Category Archives: Genetic Genealogy

Repairing Erasure: Indigenous Identity and Paper Genocide

 The names of Kitchawan (Wappinger Federation) Black Patriots, Isaac Sharp, Absalom Moony/Money, John Moony/Money, are ERASED NO MORE. We thank them, and their descendants,  for their service to this country. Decolonizing the archives is how we, the descendant’s of enslaved and Free People of Color,  repair historic accounts of our ancestors and write them back into history. It can be done.  Thank you, Cousin Billie, I am sharing your ancestral story with me and allowing me to pick up your research where you left off. I know your ancestors are rejoicing now. Praise be to them in the highest. 

This article is a more extensive version of the “Repairing Erasure: Indigenous Identity and Paper Genocide” webinar I gave on October 19, 2023, at the 2023 National Afro-American Historical and Genealogical Society’s Conference Hiding in Plain Sight: Recovering the Erased Histories of our Ancestors in the United States and the Caribbean.

As a descendant of the Munsee Lenape, early Afro-Dutch settlers, and some of the first Africans hailing from Central, West Africa and Madagascar who arrived in New Amsterdam during the early 1600s, I’ve had the privilege of bearing witness to the systematic erasure of my ancestors from history, a tragic narrative that continues to persist throughout the ongoing settler colonial project.

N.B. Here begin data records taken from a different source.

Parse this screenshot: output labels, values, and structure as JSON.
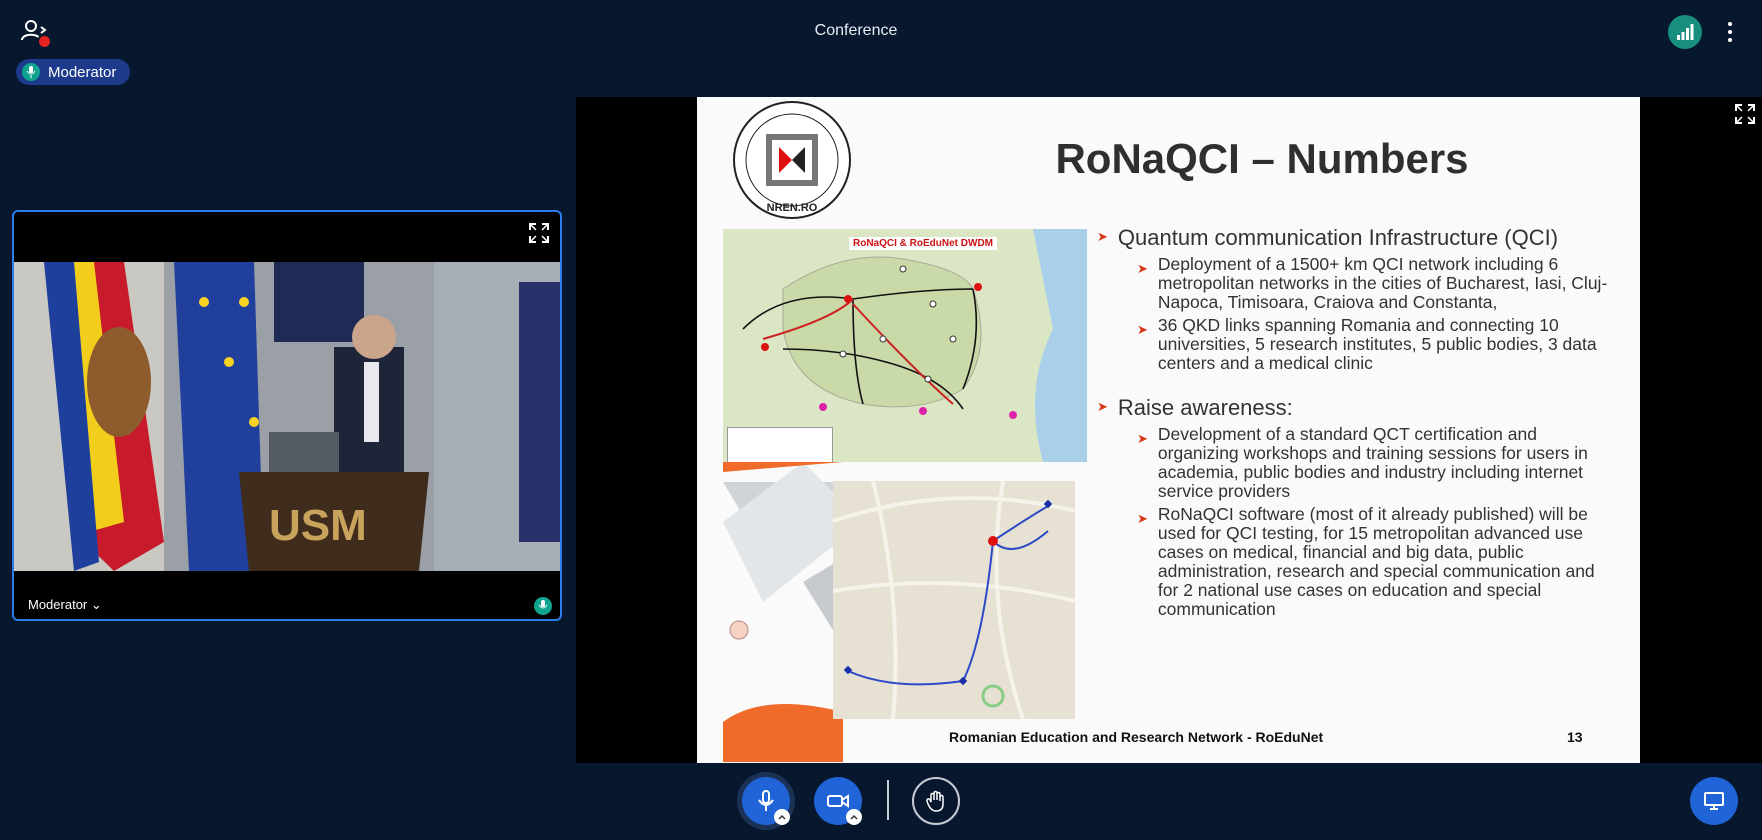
{
  "header": {
    "title": "Conference",
    "users_icon": "users-icon",
    "signal_icon": "signal-icon",
    "more_icon": "more-options-icon"
  },
  "presenter_pill": {
    "label": "Moderator"
  },
  "webcam": {
    "name": "Moderator ⌄",
    "podium_text": "USM"
  },
  "slide": {
    "title": "RoNaQCI – Numbers",
    "logo_text": "NREN.RO",
    "map1_label": "RoNaQCI & RoEduNet DWDM",
    "bullets": [
      {
        "text": "Quantum communication Infrastructure (QCI)",
        "sub": [
          "Deployment of a 1500+ km QCI network including 6 metropolitan networks in the cities of Bucharest, Iasi, Cluj-Napoca, Timisoara, Craiova and Constanta,",
          "36 QKD links spanning Romania and connecting 10 universities, 5 research institutes, 5 public bodies, 3 data centers and a medical clinic"
        ]
      },
      {
        "text": "Raise awareness:",
        "sub": [
          "Development of a standard QCT certification and organizing workshops and training sessions for users in academia, public bodies and industry including internet service providers",
          "RoNaQCI software (most of it already published) will be used for QCI testing, for 15 metropolitan advanced use cases on medical, financial and big data, public administration, research and special communication and for 2 national use cases on education and special communication"
        ]
      }
    ],
    "footer": "Romanian Education and Research Network - RoEduNet",
    "page_number": "13"
  },
  "colors": {
    "background": "#06172e",
    "accent_blue": "#2064d8",
    "signal_green": "#188e7f",
    "alert_red": "#e32222",
    "bullet_arrow": "#d43a1a"
  }
}
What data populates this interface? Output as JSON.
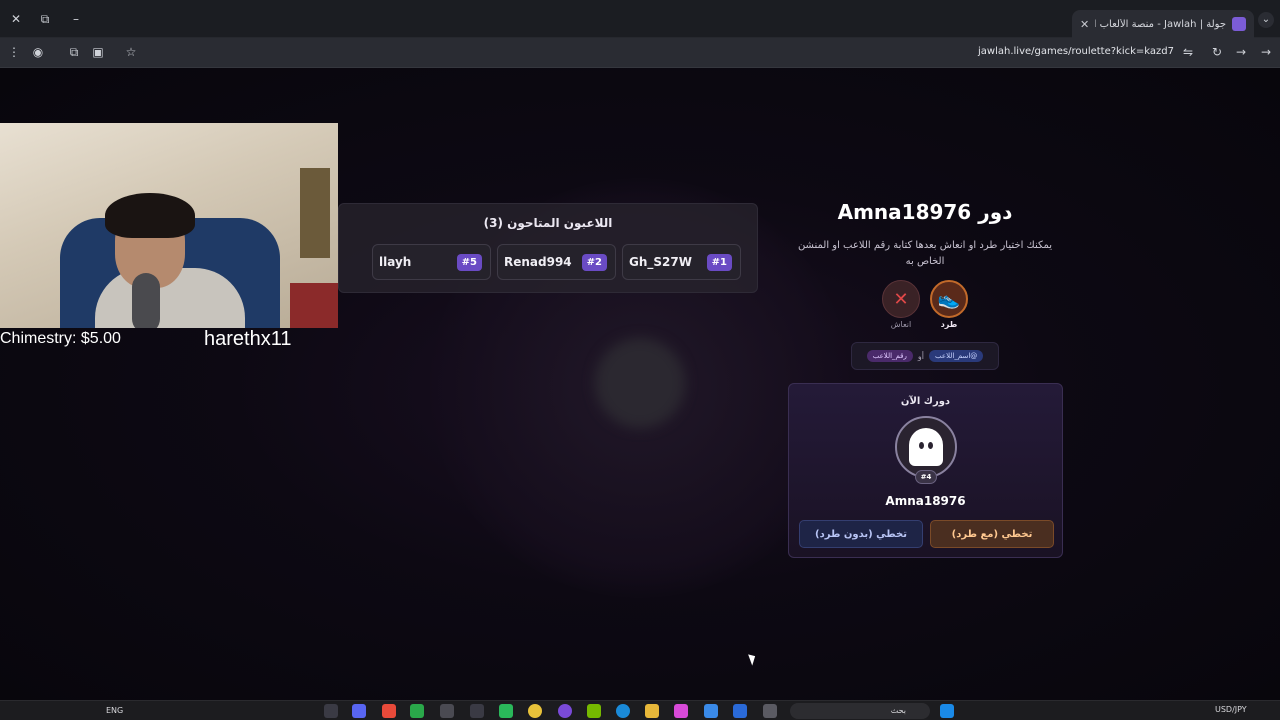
{
  "browser": {
    "tab_title": "جولة | Jawlah - منصة الألعاب الت",
    "tab_close": "✕",
    "new_tab": "+",
    "url": "jawlah.live/games/roulette?kick=kazd7",
    "window_close": "✕",
    "window_restore": "⧉",
    "window_minimize": "–"
  },
  "webcam": {
    "donation": "Chimestry: $5.00",
    "username": "harethx11"
  },
  "eliminated": {
    "title": "اللاعبون المتاحون (3)",
    "players": [
      {
        "name": "Gh_S27W",
        "num": "#1"
      },
      {
        "name": "Renad994",
        "num": "#2"
      },
      {
        "name": "llayh",
        "num": "#5"
      }
    ]
  },
  "turn": {
    "title": "دور Amna18976",
    "description": "يمكنك اختيار طرد او انعاش بعدها كتابة رقم اللاعب او المنشن الخاص به",
    "actions": {
      "kick_label": "طرد",
      "revive_label": "انعاش"
    },
    "hint": {
      "pill_name": "@اسم_اللاعب",
      "or": "أو",
      "pill_number": "رقم_اللاعب"
    },
    "now": {
      "title": "دورك الآن",
      "player_number": "#4",
      "player_name": "Amna18976",
      "skip_with_kick": "تخطي (مع طرد)",
      "skip_without_kick": "تخطي (بدون طرد)"
    }
  },
  "taskbar": {
    "lang": "ENG",
    "search": "بحث",
    "currency": "USD/JPY"
  },
  "colors": {
    "accent_purple": "#6a4bc4",
    "kick_orange": "#c26a2a",
    "revive_red": "#e04848"
  }
}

The overarching goal of settler colonialism has consistently revolved around replacing the original inhabitants of Lenapehoking with waves of settlers who, in substantial numbers, arrived in the early 1600s, solidifying and imposing their distinct national identity and notions of sovereignty. This nefarious process, marked by genocide, enslavement, dispossession, and coupled with the insidious practice of paper genocide, has tragically contributed to perpetuating the mistaken belief that the people of Lenapehoking were rendered extinct.

“Repairing Erasure: Indigenous Identity and Paper Genocide ” can be read here: VegaTeresaRepairing ErasureIndigenousIdentityandPaperGenocideAAHGSJournal 2024_Winter_



The Fate of the Black Loyalists of Fairfield County, CT, Part 2

Here is Part 2 of a 2-part article on The Fate of the Black Loyalists of Fairfield County, CT. Part 1 of this article series lays the groundwork to understanding the position that Black Loyalists found themselves in while serving the British Crown. Part 2 tells the individual stories of what happened to some of the Black Loyalists from Fairfield County, Connecticut, after they arrived in Nova Scotia, New Brunswick, Canada, and Sierra Leone. I approach this topic as a family historian-genealogist and a descendant of enslaved/formerly enslaved African and Indigenous peoples who served as Black Patriots and Black Loyalists in Connecticut, New York, and New Jersey. I believe that their remarkable contributions to both the United States and Britain have been overlooked. It is important to recognize that their acts of resistance and agency positioned them as the
“Founding Fathers” in the US and Canada.

While this article does not provide a comprehensive overview of Connecticut Loyalists’
involvement in the War, it offers a snapshot of the significant events that Black Loyalists of Fairfield County faced. Their fates highlight how the promises made to them by the Loyalists ultimately turned out to be grand gestures that led to a false sense of freedom. While some may view Black Loyalists as “the losers’ losers,” we regard them as heroes for pursuing liberty, freedom, and justice in the face of great odds. The decision they all made to ta The Fate of the Black Loyalists of Fairfiled County, CT Part 2ke a chance on freedom is perhaps the most American of all stories.

The full article can be read here: The Fate of the Black Loyalists of Fairfield County, CT Part 2